Yet, like Stupiello, translators and translation clients need to make sure that they not only look at the benefits that translation memories provide, but also the ethical questions that this technological tool presents for the translator. In order to fully understand this issue, it may be helpful to know that once a translation memory database has been created for a project or client, it is common practice that this database will be provided to the client along with the translation, and/or the memory will be used as input for the client’s future projects. After receiving this database, clients often expect compliance with the phrases in the database. Additionally, as also pointed out by Stupiello, it is generally the case that clients, whose main goal is often to reduce costs, will encourage translators to use “matches” from the translation memory as much as possible.

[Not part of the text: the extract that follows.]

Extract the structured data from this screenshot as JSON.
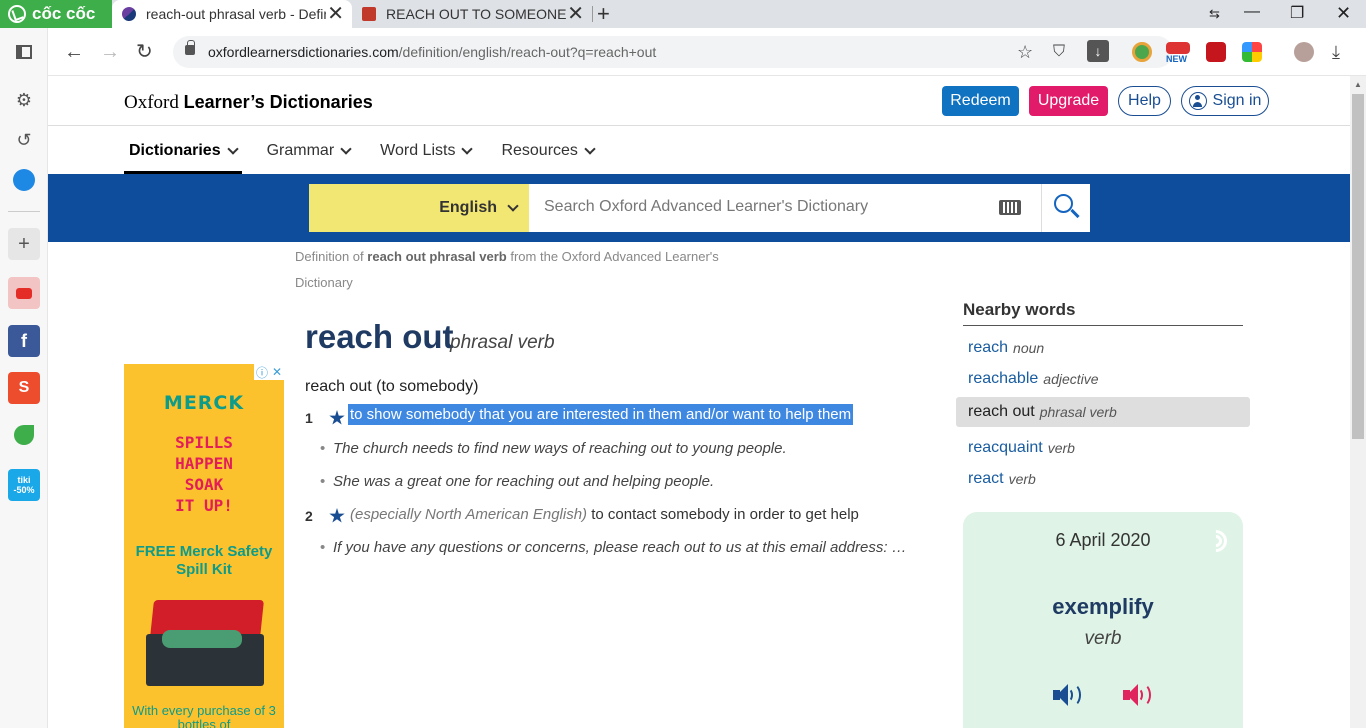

This is where the problem lies. While there are many instances where the terminology that has been stored in the translation memory can be appropriately and coherently used in future translations, there are other times that the exact translation cannot be used in a new context. As Stupiello says “The translator’s interpretation of the source material and personal choices made in the formulation of the translated text might interfere with content management and consistency even though the translator’s option may be at times more appropriate for some specific context than the pre-selected options offered by the database.” This can present a problem for the client who may only be willing to pay for segments that are new, or have not yet been translated. This also brings up the issue that consistency does not necessarily ensure coherence.

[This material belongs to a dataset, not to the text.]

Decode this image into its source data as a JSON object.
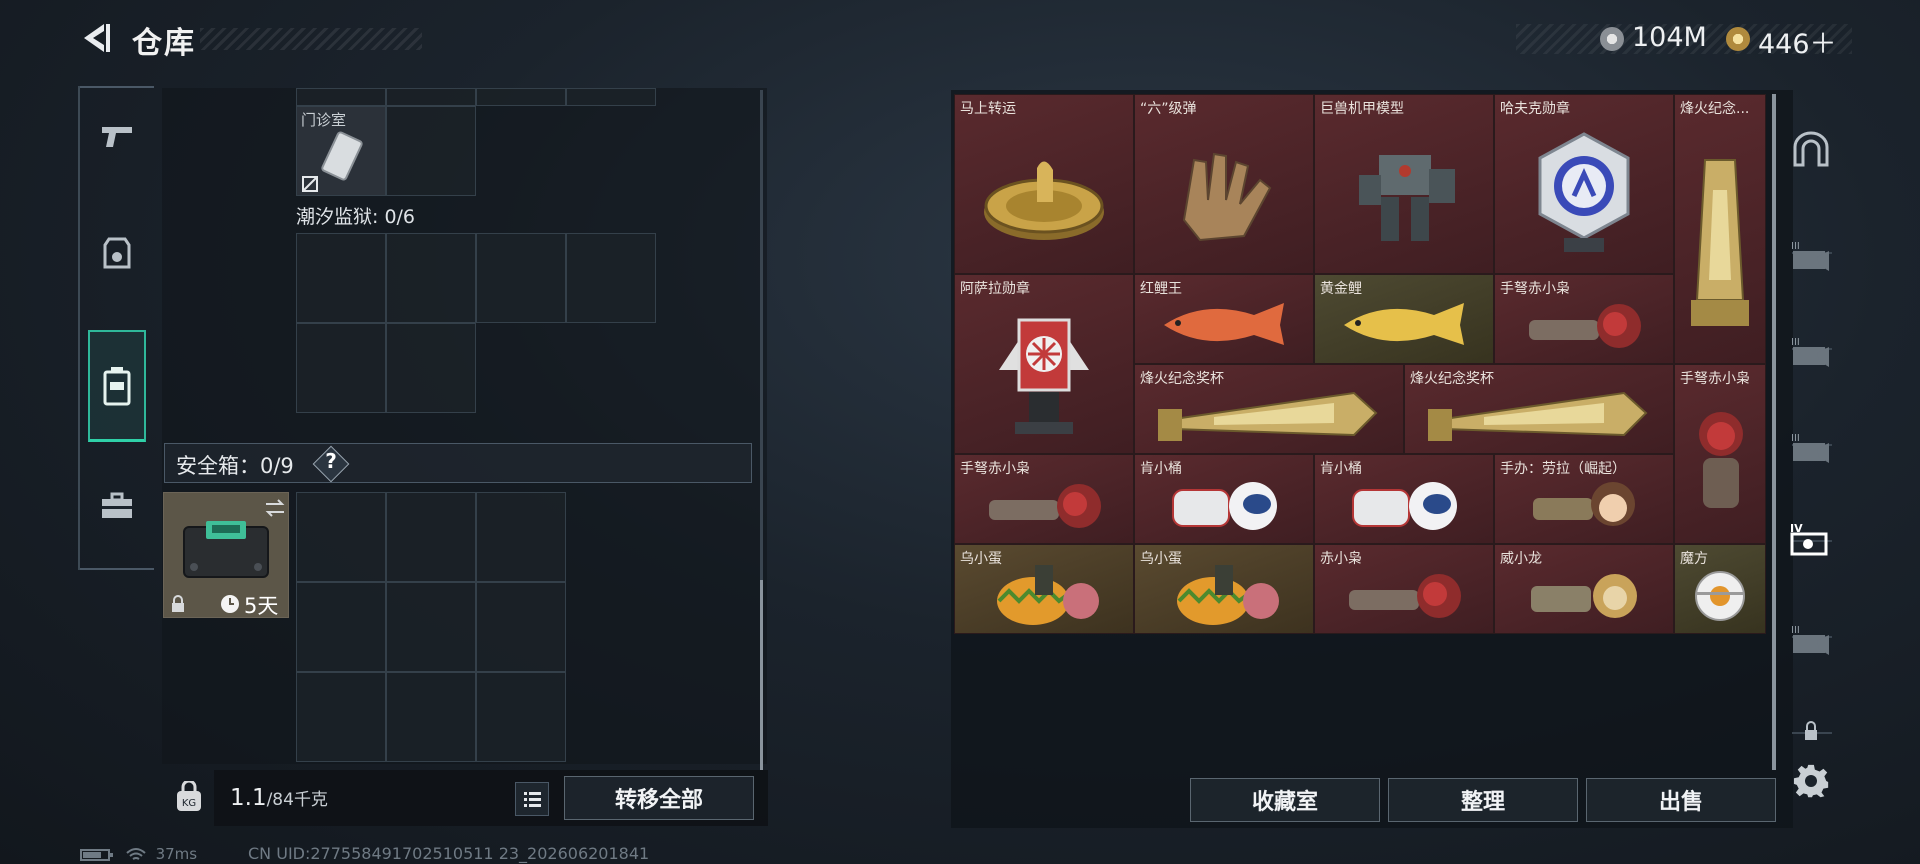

Ultimately, the decision of whether or not to maintain previously translated segments in new contexts is an issue faced by the translator. While it is often the case that the translator should and must maintain segments as they are kept in the translation memory, I, like Stupiello, must warn translators not to be “lulled” “into a false sense of belief that meaning is fixed and will not change or lead to new associations in the new contexts they have become part of.” After all, we must not loose sight of the human element that is so fundamental to the field of translation.